[Your instructions]:
Your reply should be made up of every line in the records below that holds the string "label".

[Provided records]:
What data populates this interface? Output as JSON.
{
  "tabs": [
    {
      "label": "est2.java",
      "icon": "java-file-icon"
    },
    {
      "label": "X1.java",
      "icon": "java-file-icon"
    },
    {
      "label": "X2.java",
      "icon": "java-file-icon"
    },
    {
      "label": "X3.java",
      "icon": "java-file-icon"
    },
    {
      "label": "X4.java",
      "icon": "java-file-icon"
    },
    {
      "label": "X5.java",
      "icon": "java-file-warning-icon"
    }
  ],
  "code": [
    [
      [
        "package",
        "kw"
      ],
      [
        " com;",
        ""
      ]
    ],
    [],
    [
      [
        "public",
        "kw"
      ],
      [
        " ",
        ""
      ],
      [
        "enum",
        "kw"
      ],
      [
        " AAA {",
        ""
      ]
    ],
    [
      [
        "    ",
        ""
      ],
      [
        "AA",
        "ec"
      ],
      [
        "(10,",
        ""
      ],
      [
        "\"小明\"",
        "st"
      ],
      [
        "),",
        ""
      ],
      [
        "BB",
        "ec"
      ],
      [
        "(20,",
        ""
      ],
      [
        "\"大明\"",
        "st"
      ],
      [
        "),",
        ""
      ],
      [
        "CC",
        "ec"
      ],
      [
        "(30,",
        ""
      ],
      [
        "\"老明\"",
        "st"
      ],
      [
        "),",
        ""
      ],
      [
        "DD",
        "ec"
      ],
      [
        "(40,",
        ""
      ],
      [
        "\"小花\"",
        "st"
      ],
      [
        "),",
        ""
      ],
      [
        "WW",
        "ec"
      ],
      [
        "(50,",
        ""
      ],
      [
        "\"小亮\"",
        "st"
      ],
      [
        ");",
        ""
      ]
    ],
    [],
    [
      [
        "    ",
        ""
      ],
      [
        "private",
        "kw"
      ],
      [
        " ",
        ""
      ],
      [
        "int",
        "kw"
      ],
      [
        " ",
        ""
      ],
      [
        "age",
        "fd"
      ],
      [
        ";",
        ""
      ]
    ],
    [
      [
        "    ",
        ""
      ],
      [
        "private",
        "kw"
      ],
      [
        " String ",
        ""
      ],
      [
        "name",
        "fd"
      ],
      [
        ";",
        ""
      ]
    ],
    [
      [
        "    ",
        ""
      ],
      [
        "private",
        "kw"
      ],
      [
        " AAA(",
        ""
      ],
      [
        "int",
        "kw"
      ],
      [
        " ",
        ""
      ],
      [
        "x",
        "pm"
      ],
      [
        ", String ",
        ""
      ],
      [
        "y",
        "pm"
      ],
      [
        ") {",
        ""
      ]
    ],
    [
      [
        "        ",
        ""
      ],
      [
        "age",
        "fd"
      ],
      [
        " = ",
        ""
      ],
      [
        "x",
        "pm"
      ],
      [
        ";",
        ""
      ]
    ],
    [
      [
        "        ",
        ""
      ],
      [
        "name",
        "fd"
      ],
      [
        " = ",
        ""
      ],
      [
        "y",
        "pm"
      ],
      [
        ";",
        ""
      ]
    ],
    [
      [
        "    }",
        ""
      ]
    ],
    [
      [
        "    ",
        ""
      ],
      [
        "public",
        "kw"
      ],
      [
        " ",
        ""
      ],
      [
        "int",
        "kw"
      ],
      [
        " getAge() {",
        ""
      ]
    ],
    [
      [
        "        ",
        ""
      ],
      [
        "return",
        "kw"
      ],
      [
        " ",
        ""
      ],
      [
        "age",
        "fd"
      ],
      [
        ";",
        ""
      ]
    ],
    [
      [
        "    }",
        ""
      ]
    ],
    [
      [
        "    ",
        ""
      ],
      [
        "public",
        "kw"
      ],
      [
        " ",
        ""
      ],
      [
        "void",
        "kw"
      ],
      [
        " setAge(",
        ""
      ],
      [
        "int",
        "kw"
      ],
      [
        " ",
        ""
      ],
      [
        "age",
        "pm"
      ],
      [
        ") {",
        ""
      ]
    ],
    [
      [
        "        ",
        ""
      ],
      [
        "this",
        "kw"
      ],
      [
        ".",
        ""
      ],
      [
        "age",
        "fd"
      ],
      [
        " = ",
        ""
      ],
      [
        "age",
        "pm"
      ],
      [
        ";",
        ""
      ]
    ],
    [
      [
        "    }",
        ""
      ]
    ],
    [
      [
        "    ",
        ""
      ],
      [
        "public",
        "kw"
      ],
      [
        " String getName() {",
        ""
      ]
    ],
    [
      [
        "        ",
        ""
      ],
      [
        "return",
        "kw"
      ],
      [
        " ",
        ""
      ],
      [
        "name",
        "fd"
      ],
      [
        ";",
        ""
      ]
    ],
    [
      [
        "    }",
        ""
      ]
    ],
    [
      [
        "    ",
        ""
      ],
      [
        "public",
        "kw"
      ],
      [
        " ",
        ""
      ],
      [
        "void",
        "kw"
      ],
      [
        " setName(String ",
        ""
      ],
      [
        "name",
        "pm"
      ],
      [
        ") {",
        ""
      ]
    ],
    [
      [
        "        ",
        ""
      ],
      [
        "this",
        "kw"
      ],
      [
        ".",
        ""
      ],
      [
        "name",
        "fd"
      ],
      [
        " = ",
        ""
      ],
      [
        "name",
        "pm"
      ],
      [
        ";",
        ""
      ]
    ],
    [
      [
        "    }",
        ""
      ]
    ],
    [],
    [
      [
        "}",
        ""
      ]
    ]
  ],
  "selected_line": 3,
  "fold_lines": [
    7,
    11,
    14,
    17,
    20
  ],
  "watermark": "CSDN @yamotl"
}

[Answer for the task]:
      "label": "est2.java",
      "label": "X1.java",
      "label": "X2.java",
      "label": "X3.java",
      "label": "X4.java",
      "label": "X5.java",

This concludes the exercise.